> [EXERCISE REQUIREMENTS]
Line by line, copy out the data below exactly.

> [PROVIDED DATA]
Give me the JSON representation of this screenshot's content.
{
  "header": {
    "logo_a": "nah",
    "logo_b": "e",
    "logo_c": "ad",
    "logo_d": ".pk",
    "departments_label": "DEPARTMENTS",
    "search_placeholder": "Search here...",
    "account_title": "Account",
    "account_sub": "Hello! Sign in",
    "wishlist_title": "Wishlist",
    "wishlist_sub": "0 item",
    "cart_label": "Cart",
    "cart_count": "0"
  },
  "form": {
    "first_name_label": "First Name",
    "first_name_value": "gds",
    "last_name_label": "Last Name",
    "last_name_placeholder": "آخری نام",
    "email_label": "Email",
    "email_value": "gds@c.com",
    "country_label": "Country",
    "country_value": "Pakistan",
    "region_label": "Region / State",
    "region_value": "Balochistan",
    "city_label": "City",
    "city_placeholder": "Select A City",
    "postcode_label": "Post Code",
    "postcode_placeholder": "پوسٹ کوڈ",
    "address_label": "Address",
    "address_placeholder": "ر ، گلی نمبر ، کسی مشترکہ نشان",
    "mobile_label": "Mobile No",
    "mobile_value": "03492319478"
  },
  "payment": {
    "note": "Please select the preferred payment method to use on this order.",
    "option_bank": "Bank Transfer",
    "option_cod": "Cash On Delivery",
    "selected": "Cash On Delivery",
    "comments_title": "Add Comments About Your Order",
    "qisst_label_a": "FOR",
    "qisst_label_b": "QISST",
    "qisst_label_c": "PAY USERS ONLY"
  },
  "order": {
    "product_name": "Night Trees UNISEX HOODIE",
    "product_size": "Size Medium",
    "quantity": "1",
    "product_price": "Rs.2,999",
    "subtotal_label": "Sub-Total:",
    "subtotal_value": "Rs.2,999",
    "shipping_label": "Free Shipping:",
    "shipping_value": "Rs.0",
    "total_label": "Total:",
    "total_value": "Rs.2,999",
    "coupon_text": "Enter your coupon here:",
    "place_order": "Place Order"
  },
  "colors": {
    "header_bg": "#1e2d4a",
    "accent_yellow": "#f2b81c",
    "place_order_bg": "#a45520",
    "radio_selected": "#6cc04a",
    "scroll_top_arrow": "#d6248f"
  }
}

> [RESULT OF THE EXERCISE]
Give me the JSON representation of this screenshot's content.
{
  "header": {
    "logo_a": "nah",
    "logo_b": "e",
    "logo_c": "ad",
    "logo_d": ".pk",
    "departments_label": "DEPARTMENTS",
    "search_placeholder": "Search here...",
    "account_title": "Account",
    "account_sub": "Hello! Sign in",
    "wishlist_title": "Wishlist",
    "wishlist_sub": "0 item",
    "cart_label": "Cart",
    "cart_count": "0"
  },
  "form": {
    "first_name_label": "First Name",
    "first_name_value": "gds",
    "last_name_label": "Last Name",
    "last_name_placeholder": "آخری نام",
    "email_label": "Email",
    "email_value": "gds@c.com",
    "country_label": "Country",
    "country_value": "Pakistan",
    "region_label": "Region / State",
    "region_value": "Balochistan",
    "city_label": "City",
    "city_placeholder": "Select A City",
    "postcode_label": "Post Code",
    "postcode_placeholder": "پوسٹ کوڈ",
    "address_label": "Address",
    "address_placeholder": "ر ، گلی نمبر ، کسی مشترکہ نشان",
    "mobile_label": "Mobile No",
    "mobile_value": "03492319478"
  },
  "payment": {
    "note": "Please select the preferred payment method to use on this order.",
    "option_bank": "Bank Transfer",
    "option_cod": "Cash On Delivery",
    "selected": "Cash On Delivery",
    "comments_title": "Add Comments About Your Order",
    "qisst_label_a": "FOR",
    "qisst_label_b": "QISST",
    "qisst_label_c": "PAY USERS ONLY"
  },
  "order": {
    "product_name": "Night Trees UNISEX HOODIE",
    "product_size": "Size Medium",
    "quantity": "1",
    "product_price": "Rs.2,999",
    "subtotal_label": "Sub-Total:",
    "subtotal_value": "Rs.2,999",
    "shipping_label": "Free Shipping:",
    "shipping_value": "Rs.0",
    "total_label": "Total:",
    "total_value": "Rs.2,999",
    "coupon_text": "Enter your coupon here:",
    "place_order": "Place Order"
  },
  "colors": {
    "header_bg": "#1e2d4a",
    "accent_yellow": "#f2b81c",
    "place_order_bg": "#a45520",
    "radio_selected": "#6cc04a",
    "scroll_top_arrow": "#d6248f"
  }
}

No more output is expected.